The study is being conducted under a US FDA Investigational New Drug Application.
Allergy clinical trial centres across Victoria, South Australia, New South Wales, and Western Australia have invited children and adolescents aged four to 17 years with peanut allergy to participate in the study.
The company said that in Phase 1 trials, researchers observed that PVX108 produced relevant changes in the immune response to peanut protein, which continued to develop once dosing had been completed.
“We’re thrilled to have dosed our first patient in Phase 2. In this Phase 2 trial we will evaluate how the immunological changes observed in Phase 1 trials translate to clinical reductions in allergic reactivity and the development of tolerance to peanuts following 12 monthly doses of PVX108,” said Aravax CEO Dr Pascal Hickey.
Unlike most treatments available or under development for peanut allergy, Aravax’s PVX108 does not contain peanut proteins, putting patients at risk of serious side effects. Aravax is applying its platform technology to develop specific immunotherapies for food allergies designed to retrain the immune system to tolerate peanut allergens precisely.
These therapies are anticipated to be highly differentiated based on greatly improved safety profiles and the potential for sustained clinical benefits, possibly leading to the reversal of allergic disease.
Clinical trial AVX-201 is led in Australia by regional principal investigator Associate Professor Kirsten Perrett, Population Allergy Group Leader at the Murdoch Children’s Research Institute. Associate Professor Perrett is also a Paediatric Allergist and Vaccinologist and Director of the National Allergy Centre of Excellence (NACE).
Aravax representatives will be attend BIO 2023 in Boston next week. Chief scientific officer Sara Prickett will also be speaking at the European Academy of Allergy and Clinical Immunology Congress 2023 (Hamburg, 9-11 June).
“I’m excited to be speaking at EAACI to some of the world’s top immunology experts about the great progress being made at Aravax to tackle peanut allergies, an issue that affects millions of people globally. I've seen the impact that peanut allergies not only have on patients, but also families,” said Prickett.
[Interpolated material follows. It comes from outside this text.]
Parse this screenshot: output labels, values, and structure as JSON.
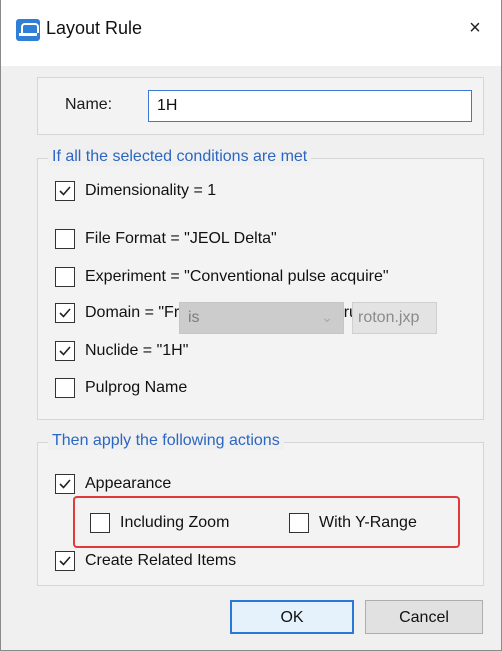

The Phase 2 trial PVX108 follows a $20 million series B funding round, led by Australian life science investors Brandon Capital and Tenmile.